It’s been a while, I realize. The last month has been a living, breathing transition for me. Time seems to have come alive over the last few weeks, donned unfamiliar clothing, and laughed at me in tones that range from tender and parental to hysterical and maniacal. It’s definitely laughing at me, not with me.
As many of you know, I’ve recently moved out of state. My family and I packed up and left our home with nothing more than what we could carry in our suit cases. Amidst a tumultuous backdrop of friends caught in tornadoes and loved ones in the hospital, we entered what has seriously amounted to a “whole ‘nother world.”
I realize now that though I was more or less born under a wandering star, for the last decade, I’ve lived a relatively sheltered life. Everything is relative. There is a lot to be said for being able to drive to the grocery store, stock up on everything you’ll need for the entire month, drive back home, park in your own garage, and unload said groceries.
In the big city, humanity tends to revert to its more primitive state. We have no vehicle, so we have to walk or take public transportation everywhere we choose to go. What this means is that when it comes to shopping (read, hunting and gathering), we must trek across a twisted metal and concrete jungle, the threat of predators very real and alive at every street corner (read, behind every tree and over every hill.) When we find our food, we are forced to purchase (gather or kill) only what we can carry back with us.
Effectively, if we want to survive, we have to work for it. And that’s the physical kind of work, not the sitting behind a desk kind of work.
It’s a different world.
If you want to witness the human race in all of its multi-faceted splendor, take the train in San Francisco. Ride the BART. Catch a bus. Open your eyes and ears, keep your guard up, and whatever you do, wash your hands with anti-bacterial soap before you eat anything with them.
There is a value system alive in the big city that is unheard of in “smaller” parts of the world. You think you know what is important, what’s worth what, and then you pound the pavement of downtown Frisco and unwittingly sign up for a lesson in Priorities 101:
That flimsy piece of plastic with the blue triangles on it that it cost someone half a penny to create a hundred of in Honduras? It’s worth a fortune because it gets you on an overly crowded street car at midnight and off of the dark avenue corner where three shirt-less men have already fallen asleep and the crows are picking at a dead sea gull.

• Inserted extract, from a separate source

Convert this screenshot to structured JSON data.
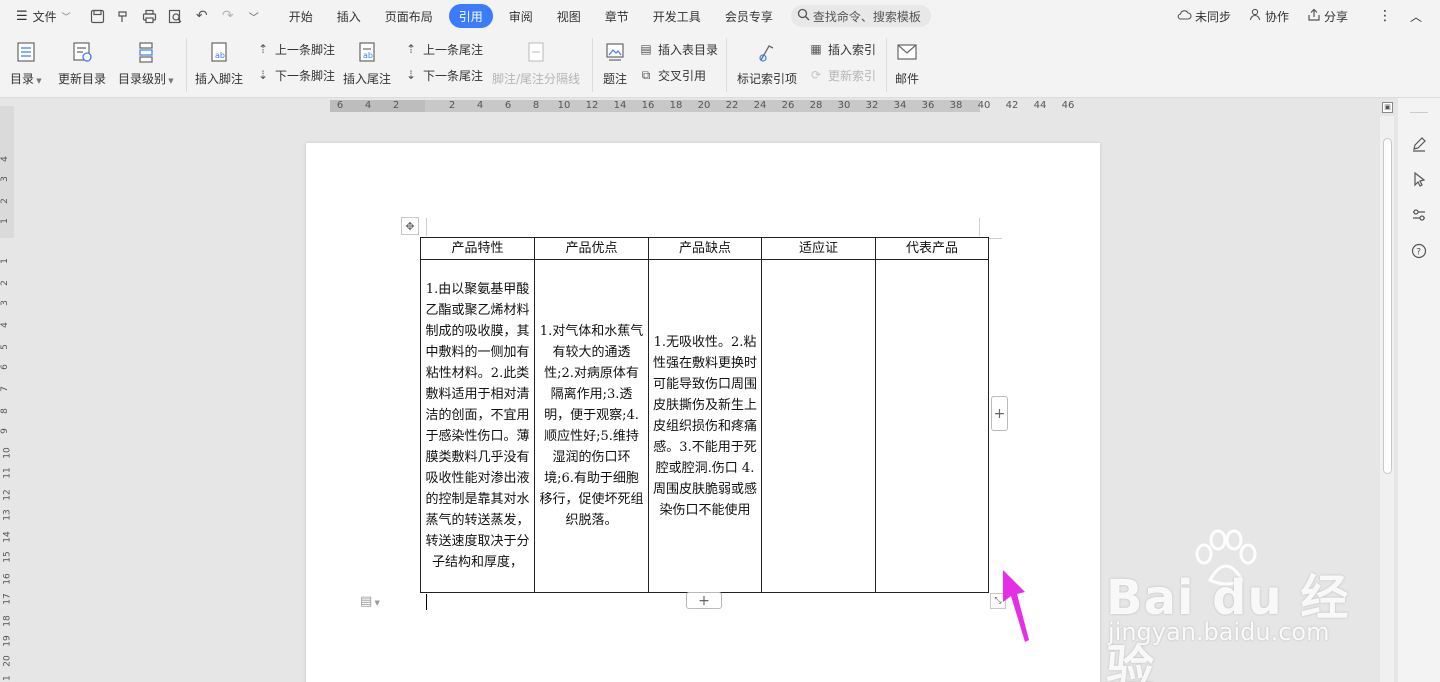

That trash bag with the hole in it? Worth more than suede because it’s water proof and when it begins to pour at four in the afternoon, you’ll want to make like the wizened homeless man is doing and drape it over yourself just to stay dry until you can make it to the train station.
The cigarette butt the woman in Prada tosses into the gutter is the one that the chain smoker who has learned to beat the system will pick up, light off of the one he’s finished with, and take down the street to the next street corner, where he’ll pick up another tiny treasure with enough nicotine and tar in it to get him yet another city block.
Trash cans stink, but they become windbreakers on the pier when the temperature drops and the Pacific’s icy fingers claw at your skin and bones.
Like I said, it’s a different world.
And then there’s the yellow end of the spectrum, far from the indigo hardness that makes up the unsettling aspects of making this kind of move…. If you’re standing at the top of a hill in San Francisco and looking back at the bulk of the country in the early morning, the sun rises over the bay with a promise unrivaled and paints the water in colors no artist’s palette has ever possessed. The roar of the crowd in the Giants stadium after a home run is like a freight train of happiness barreling through the hearts and minds of anyone lucky enough to be within earshot. And the steady, International Red metal majesty of the Golden Gate Bridge welcomes home a weary world with quiet and constant magnificence.
So this is home. For better and for worse, this is home.